‘Quiet professionals’: SARM, HARM crucial to 97 AMW mission

  • Published
  • By Senior Airman Trenton Jancze
  • 97th Air Mobility Wing Public Affairs

As an aircraft taxies down a flightline before takeoff, the aircrew operating the plane should feel that they possess the knowledge and skills necessary for mission success. However, they should also realize that they didn’t get to that point on their own.

Before the crew even steps to their aircraft, they must be up to date with the proper training and aeronautical documentation - a process overseen by Airmen in both the Host Aviation Resource Management and the Squadron Aviation Resource Management offices. 

According to Master Sgt. Deondra Robinson, 97th Operation Support Squadron Chief of HARM, and Tech. Sgt. Iyonna Boykin, 97th OSS HARM non-commissioned officer in charge, the “One-Charlies” of the HARM and SARM offices are essential to the 97th Air Mobility Wing mission.

“The SARM office ensures the integrity and safety of the crew members,” said Boykin. “They’re making sure we meet every flying hour by the end of the fiscal year, everybody’s training is up to date and that every student gets their proper training while at Altus Air Force Base.”

Each individual flying squadron at Altus Air Force Base, Oklahoma, has their own SARM office, while the HARM office oversees each aircrew member on base.

“The HARM covers all the aviation management actions for all of the squadrons,” said Robinson. “We manage all the aviation records and flight pay for everyone in the flying squadrons and everyone else that flies in the [97th] operations group.”

Additionally, these self-named “One-Charlies” strive to ensure the safety of aircrew members while also preparing them for the future - a duty that Lt. Col. Adam Glover, 97th OSS commander, said often flies under the radar.

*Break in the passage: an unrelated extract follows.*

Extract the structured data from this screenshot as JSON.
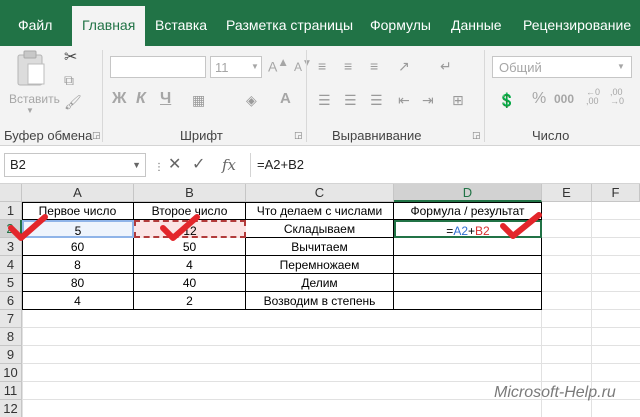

“They’re kind of an unseen career,” he said “They are multi-capable Airmen who can do so much more than their job on paper. They are ‘quiet professionals’ who do a lot of background work that nobody really notices, but they’re essential to the flying mission here.”